As children learn, it’s okay to fall some, but to avoid serious injury, it’s important to make sure the environment is safe. Toddlers are known for getting into things they aren’t supposed to, and to minimize the possibility of them getting into something harmful, consider these tips:

• Watch windows – keep windows closed and locked when they aren’t being used and make sure to remove anything near a window that a child can use to climb up. If possible, only open windows from the top or install guards that stop them from opening more than a few inches.
• Mount furniture to the wall – when possible, secure furniture to the wall to prevent anything from falling onto a child that’s attempting to climb it.
• Secure kids when seated – use buckles and straps to secure children to high chairs, swings or strollers whenever possible.
• Careful around stairs – use safety gates at the top and bottom of stairs to prevent accidents, and always supervise toddlers while they learn to use them.
• Supervision is key – having a parent or guardian supervising young children as they explore is the most important safety tip. An adult can always step in and help a child when it looks like they are getting into trouble.

For toddlers, wearing shoes is optional! Walking around barefoot actually helps young children develop the small muscles in their feet that help them balance. There are times when wearing shoes is a good idea, like when it’s cold, but therapists recommend letting toddlers explore and learn without shoes when possible.

Spokesperson Background:

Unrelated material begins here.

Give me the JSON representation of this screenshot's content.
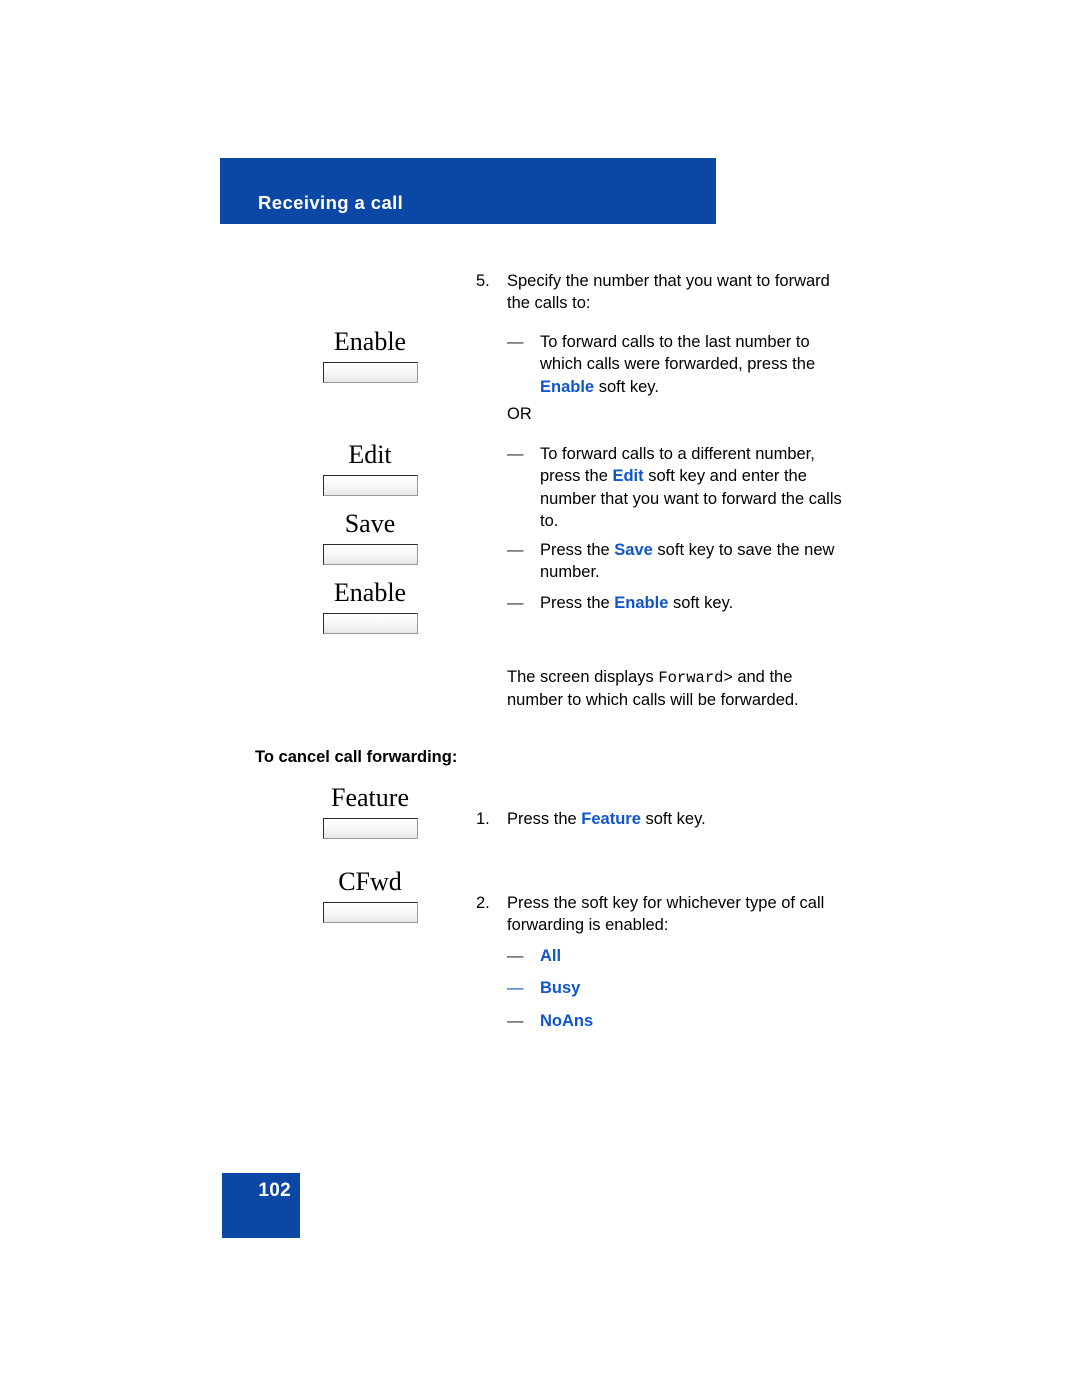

Carrie Sawulski is a licensed physical therapist at Cone Health Outpatient Rehabilitation Center.  Sawulski has also earned a specialty designation as a pediatric clinical specialist through the American Physical Therapy Association.  She received a Bachelor of Science in physical therapy from Ohio State University in 1997.